> EXERCISE INSTRUCTIONS
All that is needed is each line of the entries holding the word "Story", copied as it stands.

> PROVIDED DATA
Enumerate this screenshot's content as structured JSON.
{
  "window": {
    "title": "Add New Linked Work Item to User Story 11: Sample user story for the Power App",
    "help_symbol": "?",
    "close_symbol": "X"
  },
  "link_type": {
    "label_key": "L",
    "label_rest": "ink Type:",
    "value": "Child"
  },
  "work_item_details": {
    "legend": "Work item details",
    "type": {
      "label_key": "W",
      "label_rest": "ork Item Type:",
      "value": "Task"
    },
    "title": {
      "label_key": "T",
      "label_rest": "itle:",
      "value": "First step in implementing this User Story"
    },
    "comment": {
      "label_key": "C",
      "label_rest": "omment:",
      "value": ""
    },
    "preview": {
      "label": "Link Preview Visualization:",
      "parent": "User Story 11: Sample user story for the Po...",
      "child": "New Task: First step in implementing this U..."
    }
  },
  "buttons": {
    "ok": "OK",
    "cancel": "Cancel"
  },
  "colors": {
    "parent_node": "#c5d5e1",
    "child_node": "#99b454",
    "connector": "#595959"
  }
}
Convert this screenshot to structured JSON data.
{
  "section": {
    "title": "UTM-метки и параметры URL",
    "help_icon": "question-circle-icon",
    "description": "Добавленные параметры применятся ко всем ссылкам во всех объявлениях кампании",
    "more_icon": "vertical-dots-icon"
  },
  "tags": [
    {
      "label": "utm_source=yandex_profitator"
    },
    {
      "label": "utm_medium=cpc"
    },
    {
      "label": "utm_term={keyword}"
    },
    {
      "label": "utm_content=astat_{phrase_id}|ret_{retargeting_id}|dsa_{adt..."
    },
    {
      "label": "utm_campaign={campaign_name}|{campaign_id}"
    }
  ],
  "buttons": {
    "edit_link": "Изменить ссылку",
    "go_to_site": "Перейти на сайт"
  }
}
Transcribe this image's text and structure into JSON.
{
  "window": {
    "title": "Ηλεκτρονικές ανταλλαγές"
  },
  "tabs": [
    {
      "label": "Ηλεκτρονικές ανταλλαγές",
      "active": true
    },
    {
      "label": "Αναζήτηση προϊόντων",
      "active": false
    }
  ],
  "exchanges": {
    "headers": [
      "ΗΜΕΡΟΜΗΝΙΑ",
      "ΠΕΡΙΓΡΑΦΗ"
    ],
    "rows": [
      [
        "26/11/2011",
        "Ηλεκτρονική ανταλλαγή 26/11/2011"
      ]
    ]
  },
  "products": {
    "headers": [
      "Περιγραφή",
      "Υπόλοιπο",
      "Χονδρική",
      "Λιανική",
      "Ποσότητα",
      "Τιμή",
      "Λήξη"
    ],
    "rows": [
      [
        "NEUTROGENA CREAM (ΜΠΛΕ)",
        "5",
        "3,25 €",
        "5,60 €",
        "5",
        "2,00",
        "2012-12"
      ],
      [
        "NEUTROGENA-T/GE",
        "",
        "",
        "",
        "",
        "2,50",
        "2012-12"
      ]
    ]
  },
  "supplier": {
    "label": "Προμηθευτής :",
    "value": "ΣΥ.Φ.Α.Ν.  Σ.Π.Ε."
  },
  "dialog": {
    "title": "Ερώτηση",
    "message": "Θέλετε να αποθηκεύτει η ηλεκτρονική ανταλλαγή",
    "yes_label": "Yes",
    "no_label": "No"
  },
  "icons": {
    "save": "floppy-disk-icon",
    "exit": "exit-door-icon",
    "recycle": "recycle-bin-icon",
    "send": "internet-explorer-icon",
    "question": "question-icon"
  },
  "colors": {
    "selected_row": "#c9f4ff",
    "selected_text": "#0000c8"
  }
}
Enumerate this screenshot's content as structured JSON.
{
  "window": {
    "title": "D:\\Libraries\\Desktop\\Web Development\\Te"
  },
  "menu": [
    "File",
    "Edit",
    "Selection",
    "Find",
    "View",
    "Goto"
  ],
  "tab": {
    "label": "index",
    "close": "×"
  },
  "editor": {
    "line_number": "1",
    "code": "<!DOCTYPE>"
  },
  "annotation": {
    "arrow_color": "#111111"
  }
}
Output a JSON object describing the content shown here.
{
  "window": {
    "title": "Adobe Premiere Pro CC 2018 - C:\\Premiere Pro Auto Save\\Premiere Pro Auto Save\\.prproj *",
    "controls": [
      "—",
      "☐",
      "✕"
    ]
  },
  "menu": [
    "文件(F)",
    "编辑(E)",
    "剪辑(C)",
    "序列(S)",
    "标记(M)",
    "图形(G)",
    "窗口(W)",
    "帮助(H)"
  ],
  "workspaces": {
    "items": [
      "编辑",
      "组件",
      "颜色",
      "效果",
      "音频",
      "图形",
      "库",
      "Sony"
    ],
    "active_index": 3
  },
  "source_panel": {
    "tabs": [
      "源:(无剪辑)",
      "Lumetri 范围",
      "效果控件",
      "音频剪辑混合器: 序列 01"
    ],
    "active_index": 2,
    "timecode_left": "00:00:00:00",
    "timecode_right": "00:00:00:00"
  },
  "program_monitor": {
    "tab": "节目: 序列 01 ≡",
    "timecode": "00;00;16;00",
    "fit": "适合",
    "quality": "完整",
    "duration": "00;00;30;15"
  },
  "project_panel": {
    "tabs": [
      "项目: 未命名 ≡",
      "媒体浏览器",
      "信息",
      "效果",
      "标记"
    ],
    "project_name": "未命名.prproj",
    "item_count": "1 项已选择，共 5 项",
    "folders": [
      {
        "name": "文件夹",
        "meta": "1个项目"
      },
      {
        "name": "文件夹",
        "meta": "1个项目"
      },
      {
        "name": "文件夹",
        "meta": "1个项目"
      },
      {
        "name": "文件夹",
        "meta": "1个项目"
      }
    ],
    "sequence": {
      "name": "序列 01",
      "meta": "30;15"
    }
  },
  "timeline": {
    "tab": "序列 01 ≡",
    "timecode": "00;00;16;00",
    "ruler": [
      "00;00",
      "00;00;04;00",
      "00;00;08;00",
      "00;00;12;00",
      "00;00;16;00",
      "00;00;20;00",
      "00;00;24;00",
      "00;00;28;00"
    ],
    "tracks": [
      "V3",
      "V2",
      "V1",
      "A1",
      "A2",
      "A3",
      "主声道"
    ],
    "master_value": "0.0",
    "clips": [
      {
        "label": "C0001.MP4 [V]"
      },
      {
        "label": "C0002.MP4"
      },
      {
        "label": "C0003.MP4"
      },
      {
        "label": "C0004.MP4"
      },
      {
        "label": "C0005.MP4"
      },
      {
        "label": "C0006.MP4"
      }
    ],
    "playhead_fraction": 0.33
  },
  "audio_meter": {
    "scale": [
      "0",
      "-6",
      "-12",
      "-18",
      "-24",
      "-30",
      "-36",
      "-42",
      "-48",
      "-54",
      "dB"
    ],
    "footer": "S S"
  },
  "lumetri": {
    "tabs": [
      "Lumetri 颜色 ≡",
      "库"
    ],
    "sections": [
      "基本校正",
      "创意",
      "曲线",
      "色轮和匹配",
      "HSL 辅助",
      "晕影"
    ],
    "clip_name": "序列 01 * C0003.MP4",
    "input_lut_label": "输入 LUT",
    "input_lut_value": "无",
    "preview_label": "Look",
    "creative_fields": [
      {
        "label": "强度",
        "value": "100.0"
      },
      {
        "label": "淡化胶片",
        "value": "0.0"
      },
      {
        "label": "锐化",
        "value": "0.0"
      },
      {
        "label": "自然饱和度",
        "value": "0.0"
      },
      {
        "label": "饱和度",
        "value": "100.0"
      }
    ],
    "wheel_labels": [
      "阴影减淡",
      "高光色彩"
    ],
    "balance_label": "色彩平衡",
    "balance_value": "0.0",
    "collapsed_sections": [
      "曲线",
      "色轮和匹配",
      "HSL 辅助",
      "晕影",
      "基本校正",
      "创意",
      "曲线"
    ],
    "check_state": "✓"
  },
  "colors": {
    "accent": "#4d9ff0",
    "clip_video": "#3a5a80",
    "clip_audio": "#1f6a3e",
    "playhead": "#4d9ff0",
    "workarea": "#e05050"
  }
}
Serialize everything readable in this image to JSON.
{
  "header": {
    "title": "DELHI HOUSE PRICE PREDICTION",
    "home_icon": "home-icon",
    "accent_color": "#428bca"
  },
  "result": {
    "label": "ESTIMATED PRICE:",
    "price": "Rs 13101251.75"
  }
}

> YOUR SOLUTION
    "title": "Add New Linked Work Item to User Story 11: Sample user story for the Power App",
      "value": "First step in implementing this User Story"
      "parent": "User Story 11: Sample user story for the Po...",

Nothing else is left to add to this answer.